Very thin film could help manage heat flow in future devices

March 27, 2018, Purdue University
Purdue researchers have discovered a characteristic of this film that could help control heat flow in electronics. Credit: Purdue University image/Jared Pike

Purdue University researchers have demonstrated the ability of a thin film to conduct heat on just its surfaces, identifying a potential solution to overheating in electronic devices such as phones and computers.

"When you try to make an electronic device, the dissipation is always a problem," said Xianfan Xu, Purdue's James J. and Carol L. Shuttleworth Professor of Mechanical Engineering. "So we are trying to provide an understanding of how heat can be dissipated in these future devices."

This thin film material is a topological insulator, which supports the flow of electrons on its surface but not in its interior. No study had yet tested whether the same were true for heat, until confirmed by research published on Jan. 23 in ACS Nano. Past research has speculated that topological insulators could be useful for the development of spintronic devices, which encode information through the spins of electrons as opposed to electrical charge in today's electronics.

The researchers found that the thinner the film is, the higher the . They also discovered that the ratio of to at the surface of the topological insulator materials can be more than 10 times higher than the Sommerfeld value, which is the value known for most metals and semiconductors determined by the Weidemann-Franz law. By conducting heat on just its surfaces rather than across the entire film, this material could prevent parts of a device from heating up or redirect heat.

Now, having identified this characteristic of heat transfer in , the next step is to figure out how to use them for manipulating heat flow.

"There are not many ways to control heat. It's not electricity, where you can turn it on and off," Xu said. "But now there might be a chance to do that."

Explore further: Switching conduction mode—a step towards topological transistors

More information: Zhe Luo et al. Large Enhancement of Thermal Conductivity and Lorenz Number in Topological Insulator Thin Films, ACS Nano (2018). DOI: 10.1021/acsnano.7b06430

Related Stories

Engineering electron pathways in 2-D topological insulators

December 4, 2017

In a recent article published in Physical Review Letters a research collaborative has reported new insights into the electronic conduction and interference on 2-D topological insulators—an exotic kind of insulator that ...

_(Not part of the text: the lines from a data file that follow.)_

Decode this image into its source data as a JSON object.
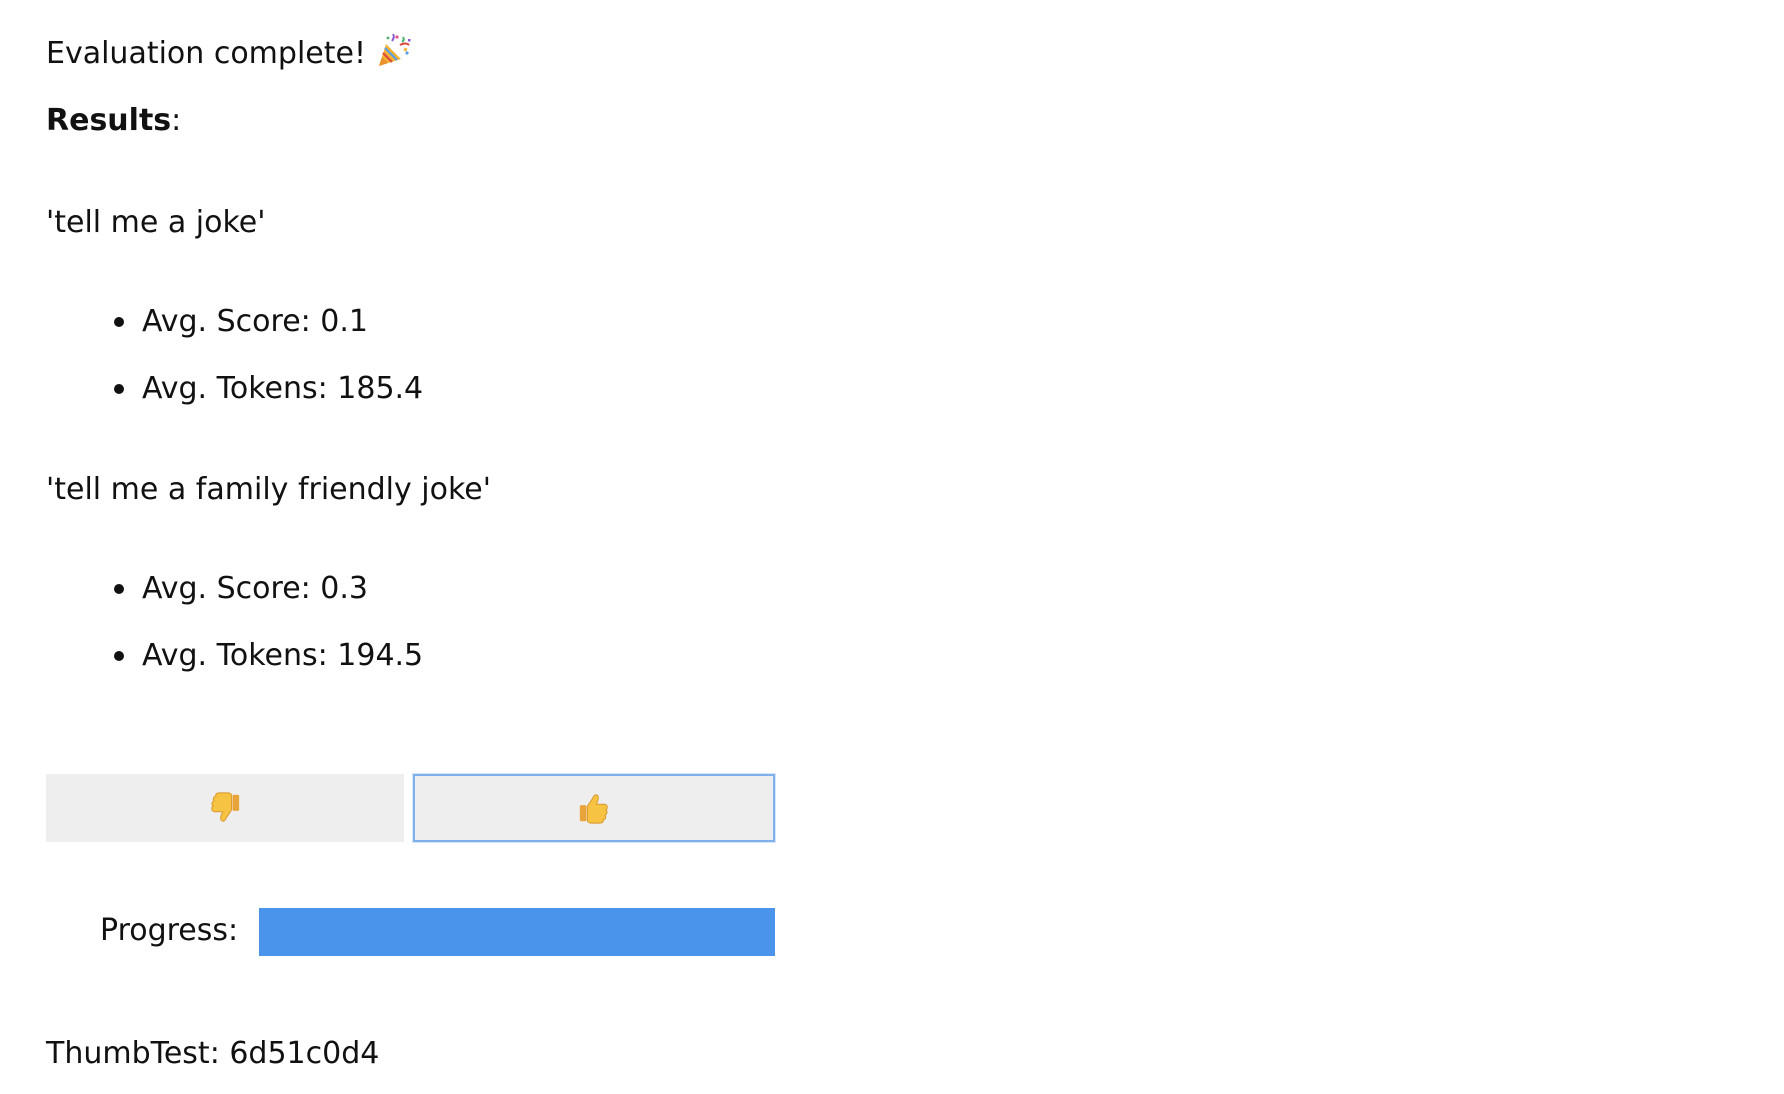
{
  "header": {
    "title": "Evaluation complete!",
    "title_icon": "party-popper-icon",
    "results_label": "Results",
    "results_suffix": ":"
  },
  "results": [
    {
      "prompt": "'tell me a joke'",
      "stats": [
        "Avg. Score: 0.1",
        "Avg. Tokens: 185.4"
      ]
    },
    {
      "prompt": "'tell me a family friendly joke'",
      "stats": [
        "Avg. Score: 0.3",
        "Avg. Tokens: 194.5"
      ]
    }
  ],
  "vote": {
    "down_icon": "thumbs-down-icon",
    "up_icon": "thumbs-up-icon"
  },
  "progress": {
    "label": "Progress:",
    "value": 1.0
  },
  "footer": {
    "text": "ThumbTest: 6d51c0d4"
  },
  "colors": {
    "progress_fill": "#4a94eb",
    "button_bg": "#eeeeee",
    "focus_border": "#7fb0ea",
    "thumb_yellow": "#f6c343"
  }
}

Turning background room temperature heat into energy

February 15, 2018

Every time we convert energy from one form to another, part of that energy is lost in the form of heat. Trying to efficiently get that energy back is very difficult once it is lost to the environment. Thermoelectric devices ...

Recommended for you

Weaponizing oxygen to kill infections and disease

August 19, 2018

The life-threatening bacteria called MRSA can cripple a hospital since it spreads quickly and is resistant to treatment. But scientists report that they are now making advances in a new technique that avoids antibiotics. ...

Flexible color displays with microfluidics

August 16, 2018

A new study published on Microsystems and Nanoengineering by Kazuhiro Kobayashi and Hiroaki Onoe details the development of a flexible and reflective multicolor display system that does not require continued energy supply ...

Twisted electronics open the door to tunable 2-D materials

August 16, 2018

Two-dimensional (2-D) materials such as graphene have unique electronic, magnetic, optical, and mechanical properties that promise to drive innovation in areas from electronics to energy to materials to medicine. Columbia ...

Scientists discover why silver clusters emit light

August 16, 2018

Clusters of silver atoms captured in zeolites, a porous material with small channels and voids, have remarkable light-emitting properties. They can be used for more efficient lighting applications as a substitute for LED ...

0 comments

Please sign in to add a comment. Registration is free, and takes less than a minute. Read more

Click here to reset your password.
Sign in to get notified via email when new comments are made.